He had little patience with colleagues who he thought were asking "stupid" questions or weren't quick enough to complete a task, but he had everyone's respect. After two weeks, if Cray said something could be done better and needed to be changed, then it had to be. Within a few weeks he won the trust of all his colleagues , even the older and more experienced ones, and with him they built ever more powerful and faster machines.
Seymour Cray's machines
In particular we recall the computer 1103, the first to mount transistors in place of valves ; this machine represented a real watershed between the “old” tube technology and the “new” transistor. After the sale of the ERA in 1957, the marriage between Cray and the company ended, but that did not stop him: he worked at the CDC ( Control Data Corporation ) and then founded his company in 1972, Cray Research Inc. , With the purpose to develop ever more powerful and faster machines and in total creative freedom.
Among his most famous machines are the Cray-1 (capable of performing 240 million calculations per second), the Cray X-Mp (which first exploited the multiprocessor principle), the Cray-2 (which used the fluorinert as coolant) and the Cray Y-Mp.
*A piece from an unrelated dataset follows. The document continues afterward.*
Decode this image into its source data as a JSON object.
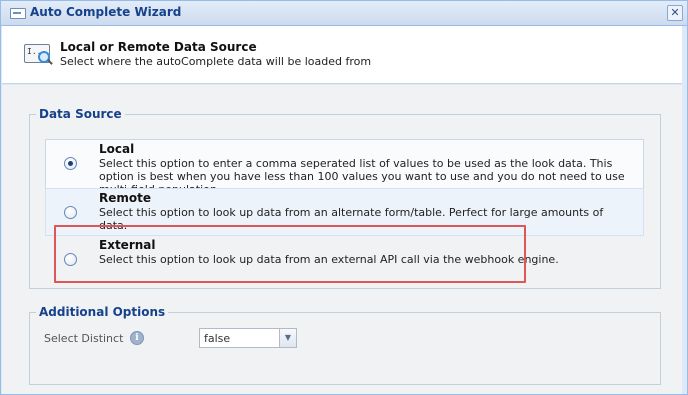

But like all good stories, Seymour Cray's also has an end. In the 1980s the market had changed a lot; personal computers had begun to take hold, and over time they became a much cheaper machine: smaller, equally fast, and much cheaper.
Cray had continued to dream the same, and already had his new machine in mind: the Cray-3 , a new computer whose circuitry was supposed to be gallium arsenide; this inorganic compound is now widely used in photovoltaic cells, DVD players, microwaves and laser technology, but had limited success at the time, and had never been used for a computer. For the first time, Seymour Cray did not find the support of his colleagues: his project was considered too risky.
Cray with great stoicism decided not to give up, and left with a smile the company he had created to found another, the Cray Computer Corporation , and thus continue his work. And he succeeded, developing both Cray-3 and Cray-4; but these machines were considered too expensive, they did not sell, and so in 1995 the Cray Computer Corporation had to file for bankruptcy. Once again Cray went ahead and founded SRC Computers in 1996 , but when the project had just started the engineer died of a car accident, putting the final point on his story. However, his legacy is still alive today.
Supercomputers today and the new IT revolution
Despite the end of the first boom of these machines, the research and development of supercomputers has never stopped . Recently Zuckerberg announced the RSC ( Research SuperCluster ), a Meta supercomputer for the development of AI and the Metaverse.
We could think of a new computer revolution thanks to next generation supercomputers, although we are pushing more and more for quantum computers. In 2019, Google announced that it had built its own quantum computer called Sycamore. So who knows who will be the leader of this new revolution, which technology will be the master, and if we will have another Seymour Cray as a beacon .
Article by Antonella Babbone